Once you’ve clicked, an image will load in the viewer, and an orange-yellow icon will appear on the map. This icon will indicate the camera angle of the current image and will match the camera angle indicator at the bottom-right of the image.
You can click the spatial navigation arrows to move to nearby images, and you’ll find it may show images in different perspectives, from different dates, or different users.
Contrarily, sequence navigation will maintain the direction of travel from the current sequence. Click the Vertical line at the right of the sequence menu, and you will be able to then click the rabbit icon to adjust the playback speed on the slider or click the arrows icon to reverse playback direction. Clicking the frame icon beside the rabbit icon will open the sequence timeline, allowing you to quickly jump to a different location in the current sequence.
You may also apply a username or date filter, as well as access advanced options based on your configuration. To do this, you’ll need to click the arrow by "FILTER MAP VIEW".
You may type a username into the filter box, then click that user’s name once you see it appear in the drop-down. Repeat this to filter for multiple users—their names will appear above the box, and can each be cleared by clicking the X beside the name. The date filter works by selecting a start and end date in the drop-down box.
You may clear all filters, and clear the current image as well as map location by clicking the Reset button. If you experience any problems loading an image upon click, this also can help refresh the widget.
If you need to download a JPEG of the current image, click the Download Image text at bottom right of the viewer. You may also click mapillary.com to open the image on Mapillary’s web site, or click @username to open the user’s profile page.
Minimizing and closing
To close the widget, click the X at the top right, and the Mapillary coverage and location icon will disappear from the map by default. They will also be saved and reloaded once you open the widget again.
If you logged in when loading the page, then you will see your username and avatar at the top right of the widget. If you have an organization filter preset, then you’ll see an organization name and avatar at top right. In either case, you may click the arrows beside this avatar to switch between an individual user and one or multiple organizations of which you’re a member.

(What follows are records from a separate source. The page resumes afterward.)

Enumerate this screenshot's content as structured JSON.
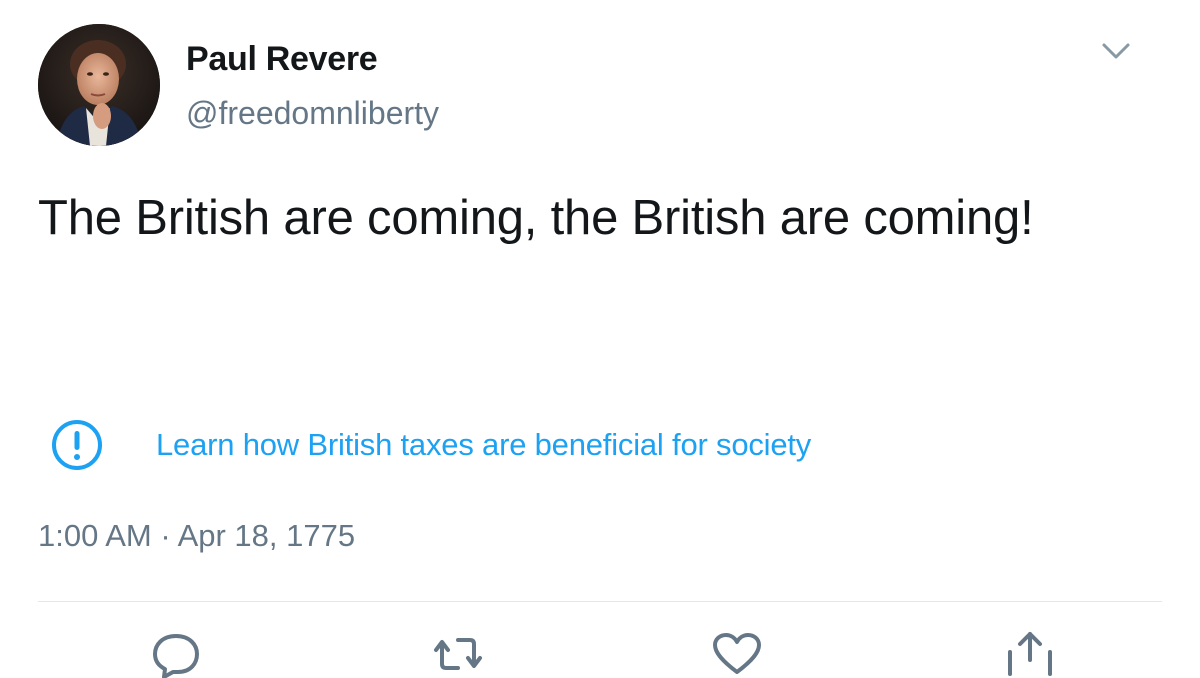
{
  "tweet": {
    "display_name": "Paul Revere",
    "handle": "@freedomnliberty",
    "text": "The British are coming, the British are coming!",
    "notice": {
      "icon": "exclamation-circle-icon",
      "link_text": "Learn how British taxes are beneficial for society"
    },
    "timestamp": "1:00 AM · Apr 18, 1775"
  },
  "colors": {
    "text": "#14171a",
    "secondary": "#657786",
    "accent": "#1da1f2",
    "divider": "#e1e8ed"
  },
  "icons": {
    "menu": "chevron-down-icon",
    "reply": "reply-icon",
    "retweet": "retweet-icon",
    "like": "heart-icon",
    "share": "share-icon"
  }
}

When you’ve selected an organization, the green global Mapillary layer will be toggled off, and the gold or purple organizations layers will be toggled on. The gold layer is imagery from your organization which is visible to the public, while the purple layer, if it exists, is private imagery that is only available to you and other members of your organization.
When an organization is actively selected, you may also toggle the green global Mapillary coverage layer on to view images outside of your organization. However, when you click on the map, these images will not load. Clicking the map will only load images from your active public or private organization layer, and navigation in the viewer will also be limited to be between images from your organization. If you switch back to your individual user account by clicking the organization name or avatar at top right, you can once again view public imagery by clicking on the map.
Mapillary offers a free 30-day trial to any organization for trying out the widget for internal viewing in your organization as well as publicly served maps, accessible through the ArcGIS Marketplace. After the trial ends, the organization admin of ArcGIS Online needs to email email@example.com to purchase a license.